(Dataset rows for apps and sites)
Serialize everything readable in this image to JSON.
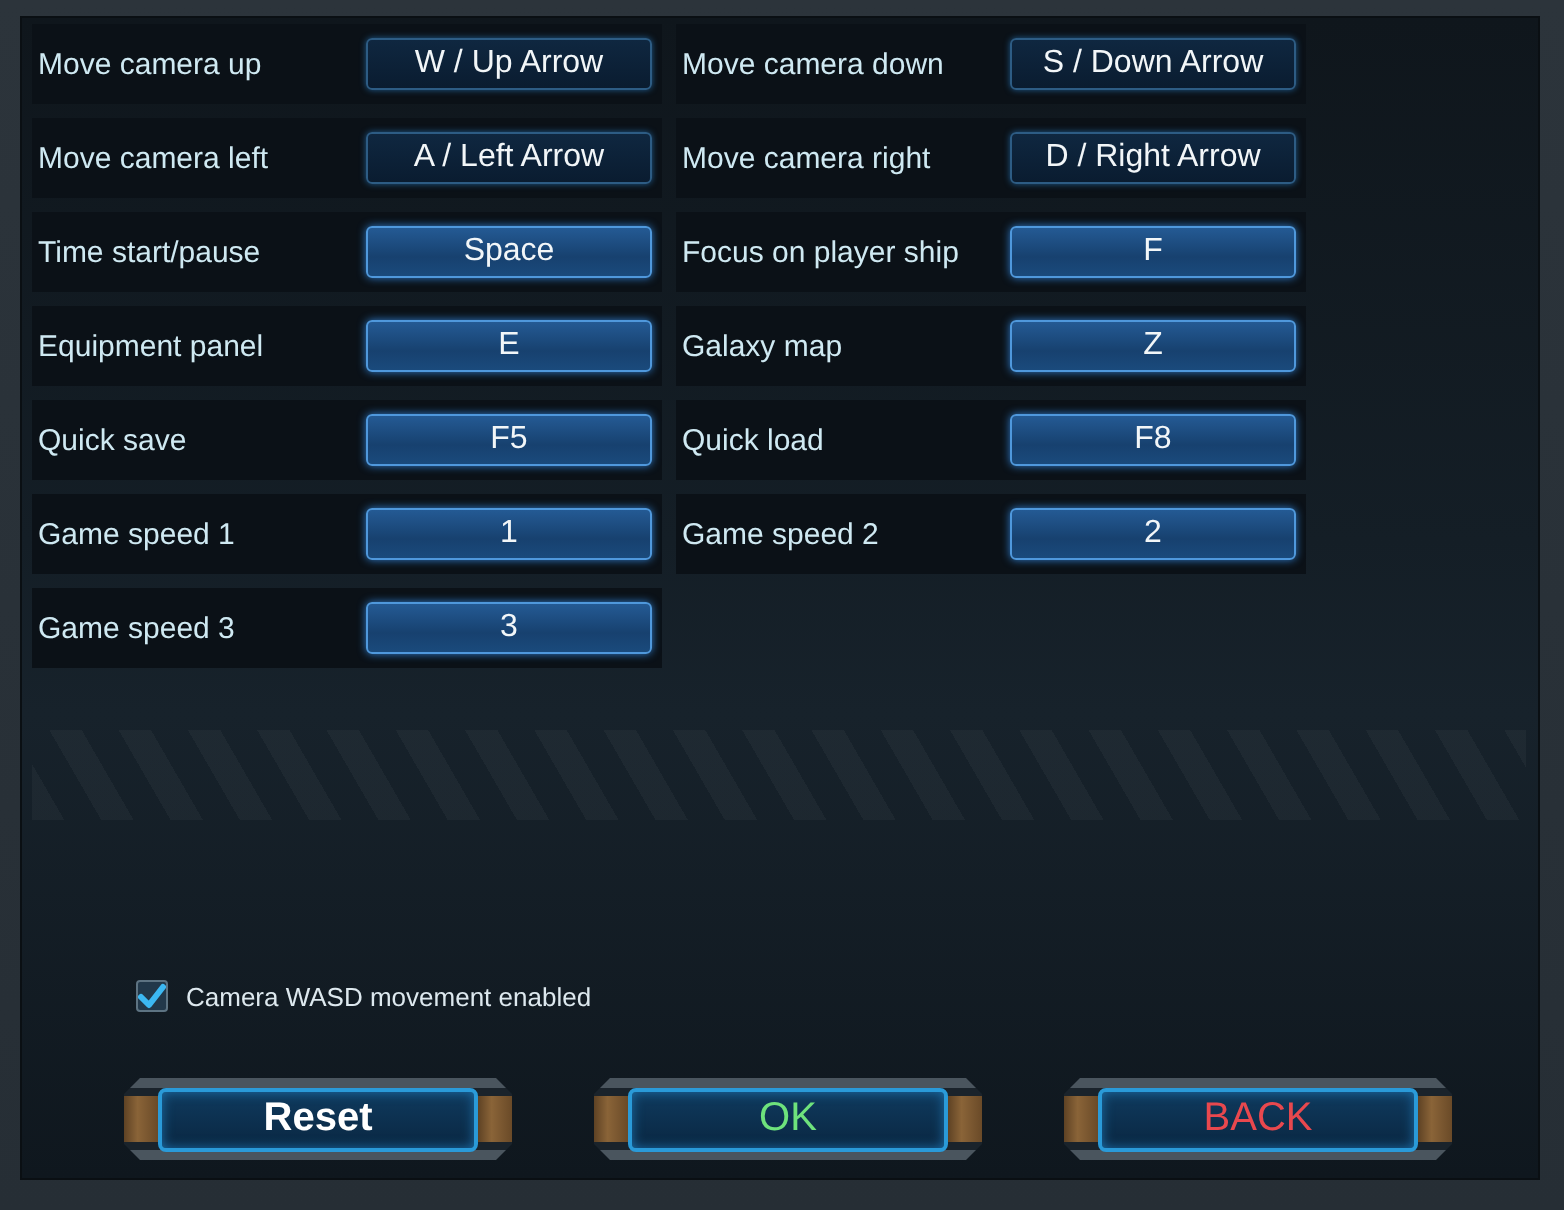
{
  "bindings": [
    {
      "action": "Move camera up",
      "key": "W / Up Arrow",
      "kind": "dual"
    },
    {
      "action": "Move camera down",
      "key": "S / Down Arrow",
      "kind": "dual"
    },
    {
      "action": "Move camera left",
      "key": "A / Left Arrow",
      "kind": "dual"
    },
    {
      "action": "Move camera right",
      "key": "D / Right Arrow",
      "kind": "dual"
    },
    {
      "action": "Time start/pause",
      "key": "Space",
      "kind": "single"
    },
    {
      "action": "Focus on player ship",
      "key": "F",
      "kind": "single"
    },
    {
      "action": "Equipment panel",
      "key": "E",
      "kind": "single"
    },
    {
      "action": "Galaxy map",
      "key": "Z",
      "kind": "single"
    },
    {
      "action": "Quick save",
      "key": "F5",
      "kind": "single"
    },
    {
      "action": "Quick load",
      "key": "F8",
      "kind": "single"
    },
    {
      "action": "Game speed 1",
      "key": "1",
      "kind": "single"
    },
    {
      "action": "Game speed 2",
      "key": "2",
      "kind": "single"
    },
    {
      "action": "Game speed 3",
      "key": "3",
      "kind": "single"
    }
  ],
  "wasd_option": {
    "label": "Camera WASD movement enabled",
    "checked": true
  },
  "buttons": [
    {
      "label": "Reset",
      "kind": "neutral"
    },
    {
      "label": "OK",
      "kind": "confirm"
    },
    {
      "label": "BACK",
      "kind": "cancel"
    }
  ]
}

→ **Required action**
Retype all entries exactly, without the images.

→ **Expected output**
Serialize everything readable in this image to JSON.
{
  "bindings": [
    {
      "action": "Move camera up",
      "key": "W / Up Arrow",
      "kind": "dual"
    },
    {
      "action": "Move camera down",
      "key": "S / Down Arrow",
      "kind": "dual"
    },
    {
      "action": "Move camera left",
      "key": "A / Left Arrow",
      "kind": "dual"
    },
    {
      "action": "Move camera right",
      "key": "D / Right Arrow",
      "kind": "dual"
    },
    {
      "action": "Time start/pause",
      "key": "Space",
      "kind": "single"
    },
    {
      "action": "Focus on player ship",
      "key": "F",
      "kind": "single"
    },
    {
      "action": "Equipment panel",
      "key": "E",
      "kind": "single"
    },
    {
      "action": "Galaxy map",
      "key": "Z",
      "kind": "single"
    },
    {
      "action": "Quick save",
      "key": "F5",
      "kind": "single"
    },
    {
      "action": "Quick load",
      "key": "F8",
      "kind": "single"
    },
    {
      "action": "Game speed 1",
      "key": "1",
      "kind": "single"
    },
    {
      "action": "Game speed 2",
      "key": "2",
      "kind": "single"
    },
    {
      "action": "Game speed 3",
      "key": "3",
      "kind": "single"
    }
  ],
  "wasd_option": {
    "label": "Camera WASD movement enabled",
    "checked": true
  },
  "buttons": [
    {
      "label": "Reset",
      "kind": "neutral"
    },
    {
      "label": "OK",
      "kind": "confirm"
    },
    {
      "label": "BACK",
      "kind": "cancel"
    }
  ]
}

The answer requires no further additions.